‘Ramble On Rose’ (2020) Wynonna Judd continues her move to an edgier more country rock, blues and soul sound on her cover of this Grateful Dead track from their 1972 live album ‘Europe ’72’. She is accompanied by Bob Weir, Grateful Dead rhythm guitarist and vocalist, on backing vocals for added authenticity.
‘Tennessee Jed’ (2009) Levon Helm won the inaugural Grammy Award for Best Americana Album in 2010 for his ‘Electric Dirt’ album that included this Grateful Dead song from ‘Europe ‘72’. Here, Levon gives it a New Orlean’s beat recalling the glory days of The Band.
‘Stella Blue’ (2006) While ‘Songbird’ is a 2006 Willie Nelson album he has referred to it as “the Ryan Adams’ project” as Ryan produced the album, selected the songs and his backing band, The Cardinals, provided the music. ‘Stella Blue’ first appeared on the Grateful Dead’s ‘Wake Of The Flood’ in 1973 and echoes the Great American Songbook.
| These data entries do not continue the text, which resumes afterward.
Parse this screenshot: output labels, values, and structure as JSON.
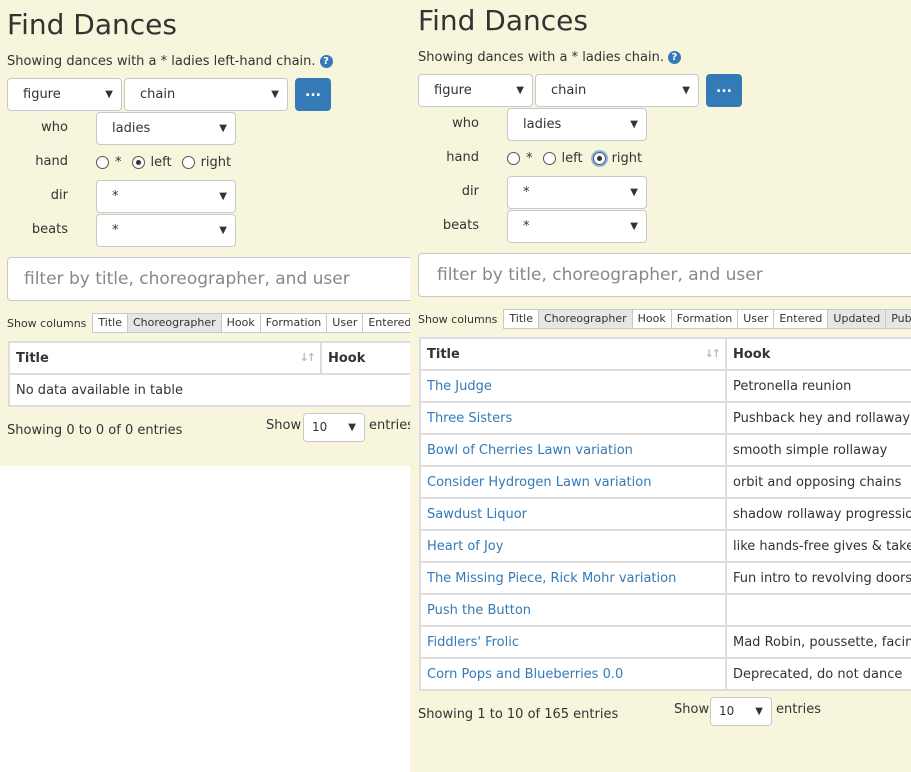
{
  "left": {
    "title": "Find Dances",
    "subtitle": "Showing dances with a * ladies left-hand chain.",
    "help_icon": "?",
    "figure_select": "figure",
    "chain_select": "chain",
    "dots_label": "...",
    "who_label": "who",
    "who_value": "ladies",
    "hand_label": "hand",
    "hand_options": [
      "*",
      "left",
      "right"
    ],
    "hand_selected": "left",
    "dir_label": "dir",
    "dir_value": "*",
    "beats_label": "beats",
    "beats_value": "*",
    "filter_placeholder": "filter by title, choreographer, and user",
    "show_columns_label": "Show columns",
    "columns": [
      "Title",
      "Choreographer",
      "Hook",
      "Formation",
      "User",
      "Entered",
      "U"
    ],
    "columns_active": [
      "Choreographer"
    ],
    "table_headers": [
      "Title",
      "Hook"
    ],
    "empty_message": "No data available in table",
    "info": "Showing 0 to 0 of 0 entries",
    "show_label": "Show",
    "page_length": "10",
    "entries_label": "entries"
  },
  "right": {
    "title": "Find Dances",
    "subtitle": "Showing dances with a * ladies chain.",
    "help_icon": "?",
    "figure_select": "figure",
    "chain_select": "chain",
    "dots_label": "...",
    "who_label": "who",
    "who_value": "ladies",
    "hand_label": "hand",
    "hand_options": [
      "*",
      "left",
      "right"
    ],
    "hand_selected": "right",
    "dir_label": "dir",
    "dir_value": "*",
    "beats_label": "beats",
    "beats_value": "*",
    "filter_placeholder": "filter by title, choreographer, and user",
    "show_columns_label": "Show columns",
    "columns": [
      "Title",
      "Choreographer",
      "Hook",
      "Formation",
      "User",
      "Entered",
      "Updated",
      "Publishe"
    ],
    "columns_active": [
      "Choreographer",
      "Updated",
      "Publishe"
    ],
    "table_headers": [
      "Title",
      "Hook"
    ],
    "rows": [
      {
        "title": "The Judge",
        "hook": "Petronella reunion"
      },
      {
        "title": "Three Sisters",
        "hook": "Pushback hey and rollaway"
      },
      {
        "title": "Bowl of Cherries Lawn variation",
        "hook": "smooth simple rollaway"
      },
      {
        "title": "Consider Hydrogen Lawn variation",
        "hook": "orbit and opposing chains"
      },
      {
        "title": "Sawdust Liquor",
        "hook": "shadow rollaway progression"
      },
      {
        "title": "Heart of Joy",
        "hook": "like hands-free gives & takes,"
      },
      {
        "title": "The Missing Piece, Rick Mohr variation",
        "hook": "Fun intro to revolving doors"
      },
      {
        "title": "Push the Button",
        "hook": ""
      },
      {
        "title": "Fiddlers' Frolic",
        "hook": "Mad Robin, poussette, facing s"
      },
      {
        "title": "Corn Pops and Blueberries 0.0",
        "hook": "Deprecated, do not dance"
      }
    ],
    "info": "Showing 1 to 10 of 165 entries",
    "show_label": "Show",
    "page_length": "10",
    "entries_label": "entries"
  }
}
Great article. I love the Dead and I hadn’t heard most of these before. Elvis Costello has covered friend of the Devil with Jim Lauderdale. I would add this one – Kurt Vile and j. Mascis doing Box of rain
Thanks for your input Matt. I agree with your view of Jim Lauderdale who had a live only Dead covers project, American Beauty, for years. I’ve also lost count of the co-writes he has with Bob Hunter. A bit of trivia, I read somewhere that Elvis Costello saw the Dead at Bickershaw in 1972 which wasn’t far from his then Liverpool home. I think the Dead’s songbook will have legs over the generations of musicians to come. I was lucky enough to see them in 1974 in London. Keep on trucking’.
Great selection. Personally I don’t think there is a better cover of Black Muddy River than Greg Allman’s which is an incredibly poignant version of the song. I’m also not sure that some songs can be bettered than the original such as China Doll. Grateful Dead are one of the best bands I saw live, I would put them in my Top 5 gigs!
I agree Gregg’s version is special as is all of ‘Southern Blood’ given the circumstances of its recording. Also this song shows they could still write classics even towards the end. On a good night there was probably no band that could touch them. China Doll was made for Garcia’s fragile vocals and very hard for anyone to better it. Hopefully their songbook will keep memories alive.